Data about app and page elements
=== Section Start ===

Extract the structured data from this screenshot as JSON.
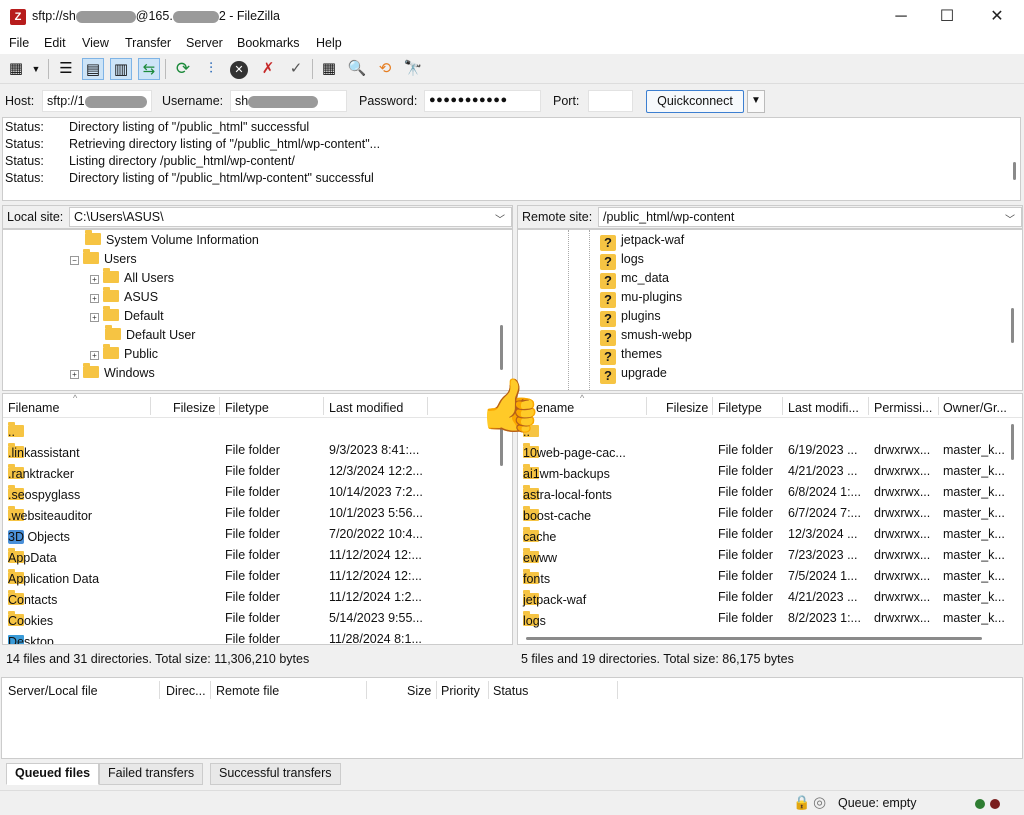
{
  "window": {
    "title_prefix": "sftp://sh",
    "title_mid": "@165.",
    "title_suffix": "2 - FileZilla",
    "app_icon": "Z"
  },
  "menu": [
    "File",
    "Edit",
    "View",
    "Transfer",
    "Server",
    "Bookmarks",
    "Help"
  ],
  "toolbar": {
    "icons": [
      "site-manager",
      "dropdown",
      "toggle-log",
      "toggle-local-tree",
      "toggle-remote-tree",
      "toggle-queue",
      "refresh",
      "process-queue",
      "cancel",
      "disconnect",
      "reconnect",
      "directory-compare",
      "filter",
      "sync-browsing",
      "search"
    ]
  },
  "quickconnect": {
    "host_label": "Host:",
    "host_value": "sftp://1",
    "username_label": "Username:",
    "username_value": "sh",
    "password_label": "Password:",
    "password_value": "●●●●●●●●●●●",
    "port_label": "Port:",
    "port_value": "",
    "button_label": "Quickconnect"
  },
  "log": [
    {
      "label": "Status:",
      "text": "Directory listing of \"/public_html\" successful"
    },
    {
      "label": "Status:",
      "text": "Retrieving directory listing of \"/public_html/wp-content\"..."
    },
    {
      "label": "Status:",
      "text": "Listing directory /public_html/wp-content/"
    },
    {
      "label": "Status:",
      "text": "Directory listing of \"/public_html/wp-content\" successful"
    }
  ],
  "local": {
    "site_label": "Local site:",
    "path": "C:\\Users\\ASUS\\",
    "tree": [
      {
        "name": "System Volume Information",
        "expander": ""
      },
      {
        "name": "Users",
        "expander": "−"
      },
      {
        "name": "All Users",
        "expander": "+"
      },
      {
        "name": "ASUS",
        "expander": "+"
      },
      {
        "name": "Default",
        "expander": "+"
      },
      {
        "name": "Default User",
        "expander": ""
      },
      {
        "name": "Public",
        "expander": "+"
      },
      {
        "name": "Windows",
        "expander": "+"
      }
    ],
    "columns": [
      "Filename",
      "Filesize",
      "Filetype",
      "Last modified"
    ],
    "files": [
      {
        "name": "..",
        "type": "",
        "modified": ""
      },
      {
        "name": ".linkassistant",
        "type": "File folder",
        "modified": "9/3/2023 8:41:..."
      },
      {
        "name": ".ranktracker",
        "type": "File folder",
        "modified": "12/3/2024 12:2..."
      },
      {
        "name": ".seospyglass",
        "type": "File folder",
        "modified": "10/14/2023 7:2..."
      },
      {
        "name": ".websiteauditor",
        "type": "File folder",
        "modified": "10/1/2023 5:56..."
      },
      {
        "name": "3D Objects",
        "type": "File folder",
        "modified": "7/20/2022 10:4..."
      },
      {
        "name": "AppData",
        "type": "File folder",
        "modified": "11/12/2024 12:..."
      },
      {
        "name": "Application Data",
        "type": "File folder",
        "modified": "11/12/2024 12:..."
      },
      {
        "name": "Contacts",
        "type": "File folder",
        "modified": "11/12/2024 1:2..."
      },
      {
        "name": "Cookies",
        "type": "File folder",
        "modified": "5/14/2023 9:55..."
      },
      {
        "name": "Desktop",
        "type": "File folder",
        "modified": "11/28/2024 8:1..."
      }
    ],
    "summary": "14 files and 31 directories. Total size: 11,306,210 bytes"
  },
  "remote": {
    "site_label": "Remote site:",
    "path": "/public_html/wp-content",
    "tree": [
      "jetpack-waf",
      "logs",
      "mc_data",
      "mu-plugins",
      "plugins",
      "smush-webp",
      "themes",
      "upgrade"
    ],
    "columns": [
      "Filename",
      "Filesize",
      "Filetype",
      "Last modifi...",
      "Permissi...",
      "Owner/Gr..."
    ],
    "header_visible_name": "ename",
    "files": [
      {
        "name": "..",
        "type": "",
        "modified": "",
        "perm": "",
        "owner": ""
      },
      {
        "name": "10web-page-cac...",
        "type": "File folder",
        "modified": "6/19/2023 ...",
        "perm": "drwxrwx...",
        "owner": "master_k..."
      },
      {
        "name": "ai1wm-backups",
        "type": "File folder",
        "modified": "4/21/2023 ...",
        "perm": "drwxrwx...",
        "owner": "master_k..."
      },
      {
        "name": "astra-local-fonts",
        "type": "File folder",
        "modified": "6/8/2024 1:...",
        "perm": "drwxrwx...",
        "owner": "master_k..."
      },
      {
        "name": "boost-cache",
        "type": "File folder",
        "modified": "6/7/2024 7:...",
        "perm": "drwxrwx...",
        "owner": "master_k..."
      },
      {
        "name": "cache",
        "type": "File folder",
        "modified": "12/3/2024 ...",
        "perm": "drwxrwx...",
        "owner": "master_k..."
      },
      {
        "name": "ewww",
        "type": "File folder",
        "modified": "7/23/2023 ...",
        "perm": "drwxrwx...",
        "owner": "master_k..."
      },
      {
        "name": "fonts",
        "type": "File folder",
        "modified": "7/5/2024 1...",
        "perm": "drwxrwx...",
        "owner": "master_k..."
      },
      {
        "name": "jetpack-waf",
        "type": "File folder",
        "modified": "4/21/2023 ...",
        "perm": "drwxrwx...",
        "owner": "master_k..."
      },
      {
        "name": "logs",
        "type": "File folder",
        "modified": "8/2/2023 1:...",
        "perm": "drwxrwx...",
        "owner": "master_k..."
      }
    ],
    "summary": "5 files and 19 directories. Total size: 86,175 bytes"
  },
  "queue": {
    "columns": [
      "Server/Local file",
      "Direc...",
      "Remote file",
      "Size",
      "Priority",
      "Status"
    ],
    "tabs": [
      "Queued files",
      "Failed transfers",
      "Successful transfers"
    ]
  },
  "statusbar": {
    "queue_text": "Queue: empty"
  },
  "overlay": {
    "emoji": "👍"
  }
}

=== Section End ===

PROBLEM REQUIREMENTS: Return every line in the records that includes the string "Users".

RESULT FOR THIS TASK:
    "path": "C:\\Users\\ASUS\\",
        "name": "Users",
        "name": "All Users",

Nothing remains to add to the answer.